AIM OF THE TASK>
Please make sure what you return matches the listing below exactly, minus its pictures.

--- START ---

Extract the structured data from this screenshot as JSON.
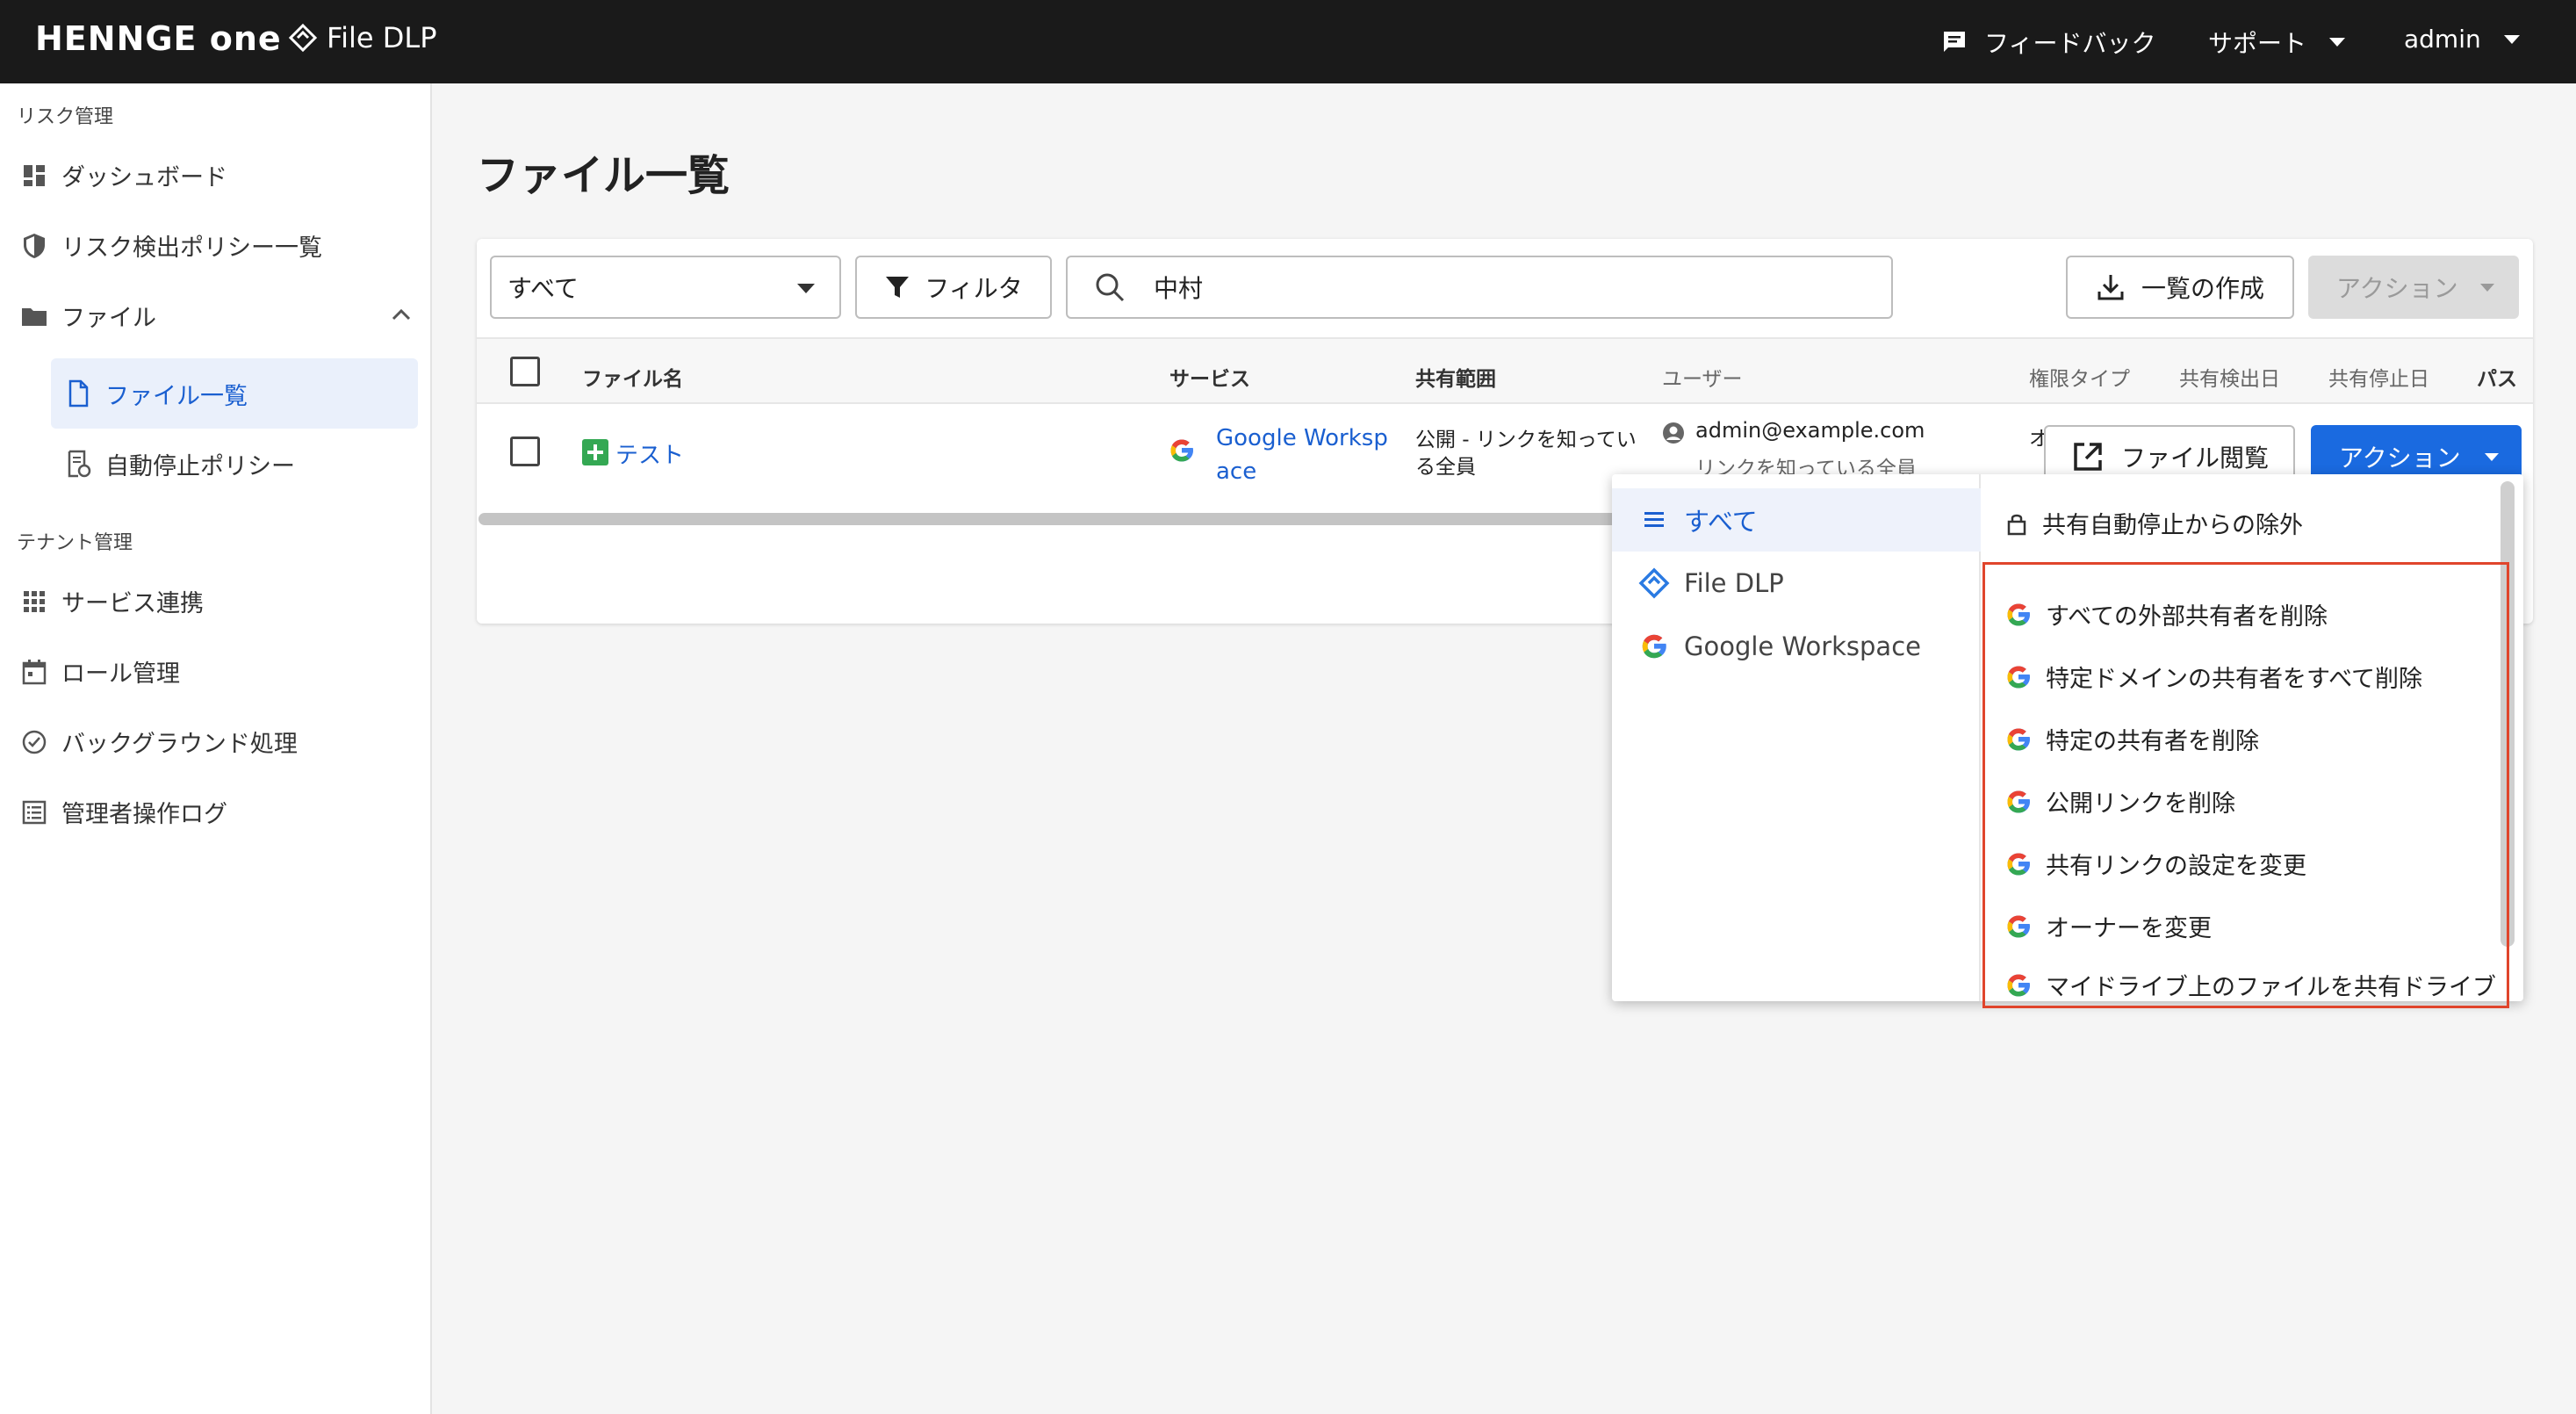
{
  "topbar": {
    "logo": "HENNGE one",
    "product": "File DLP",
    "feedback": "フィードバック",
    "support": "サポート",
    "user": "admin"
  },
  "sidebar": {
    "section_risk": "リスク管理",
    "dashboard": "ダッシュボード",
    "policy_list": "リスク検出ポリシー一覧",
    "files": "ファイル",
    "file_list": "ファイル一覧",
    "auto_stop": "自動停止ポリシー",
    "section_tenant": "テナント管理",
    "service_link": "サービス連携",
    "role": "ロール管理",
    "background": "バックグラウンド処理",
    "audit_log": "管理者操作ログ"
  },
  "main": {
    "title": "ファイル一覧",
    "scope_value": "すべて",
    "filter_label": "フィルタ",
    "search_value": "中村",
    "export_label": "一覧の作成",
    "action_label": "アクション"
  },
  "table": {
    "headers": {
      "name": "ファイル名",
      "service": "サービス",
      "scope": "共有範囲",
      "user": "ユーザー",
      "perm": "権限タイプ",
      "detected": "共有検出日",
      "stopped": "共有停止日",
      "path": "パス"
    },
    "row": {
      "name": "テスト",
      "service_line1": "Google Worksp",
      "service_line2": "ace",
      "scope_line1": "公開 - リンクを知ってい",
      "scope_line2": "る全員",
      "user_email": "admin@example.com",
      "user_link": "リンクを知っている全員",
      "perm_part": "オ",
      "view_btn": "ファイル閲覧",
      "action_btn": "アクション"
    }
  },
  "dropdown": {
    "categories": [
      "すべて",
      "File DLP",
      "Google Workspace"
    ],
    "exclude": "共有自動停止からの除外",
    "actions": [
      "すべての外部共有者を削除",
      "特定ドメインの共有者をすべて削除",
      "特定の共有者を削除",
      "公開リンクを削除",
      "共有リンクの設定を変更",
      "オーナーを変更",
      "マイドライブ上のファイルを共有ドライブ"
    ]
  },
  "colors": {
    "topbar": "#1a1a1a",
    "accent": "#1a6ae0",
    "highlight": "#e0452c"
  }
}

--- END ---

EXERCISE ANSWER>
Extract the structured data from this screenshot as JSON.
{
  "topbar": {
    "logo": "HENNGE one",
    "product": "File DLP",
    "feedback": "フィードバック",
    "support": "サポート",
    "user": "admin"
  },
  "sidebar": {
    "section_risk": "リスク管理",
    "dashboard": "ダッシュボード",
    "policy_list": "リスク検出ポリシー一覧",
    "files": "ファイル",
    "file_list": "ファイル一覧",
    "auto_stop": "自動停止ポリシー",
    "section_tenant": "テナント管理",
    "service_link": "サービス連携",
    "role": "ロール管理",
    "background": "バックグラウンド処理",
    "audit_log": "管理者操作ログ"
  },
  "main": {
    "title": "ファイル一覧",
    "scope_value": "すべて",
    "filter_label": "フィルタ",
    "search_value": "中村",
    "export_label": "一覧の作成",
    "action_label": "アクション"
  },
  "table": {
    "headers": {
      "name": "ファイル名",
      "service": "サービス",
      "scope": "共有範囲",
      "user": "ユーザー",
      "perm": "権限タイプ",
      "detected": "共有検出日",
      "stopped": "共有停止日",
      "path": "パス"
    },
    "row": {
      "name": "テスト",
      "service_line1": "Google Worksp",
      "service_line2": "ace",
      "scope_line1": "公開 - リンクを知ってい",
      "scope_line2": "る全員",
      "user_email": "admin@example.com",
      "user_link": "リンクを知っている全員",
      "perm_part": "オ",
      "view_btn": "ファイル閲覧",
      "action_btn": "アクション"
    }
  },
  "dropdown": {
    "categories": [
      "すべて",
      "File DLP",
      "Google Workspace"
    ],
    "exclude": "共有自動停止からの除外",
    "actions": [
      "すべての外部共有者を削除",
      "特定ドメインの共有者をすべて削除",
      "特定の共有者を削除",
      "公開リンクを削除",
      "共有リンクの設定を変更",
      "オーナーを変更",
      "マイドライブ上のファイルを共有ドライブ"
    ]
  },
  "colors": {
    "topbar": "#1a1a1a",
    "accent": "#1a6ae0",
    "highlight": "#e0452c"
  }
}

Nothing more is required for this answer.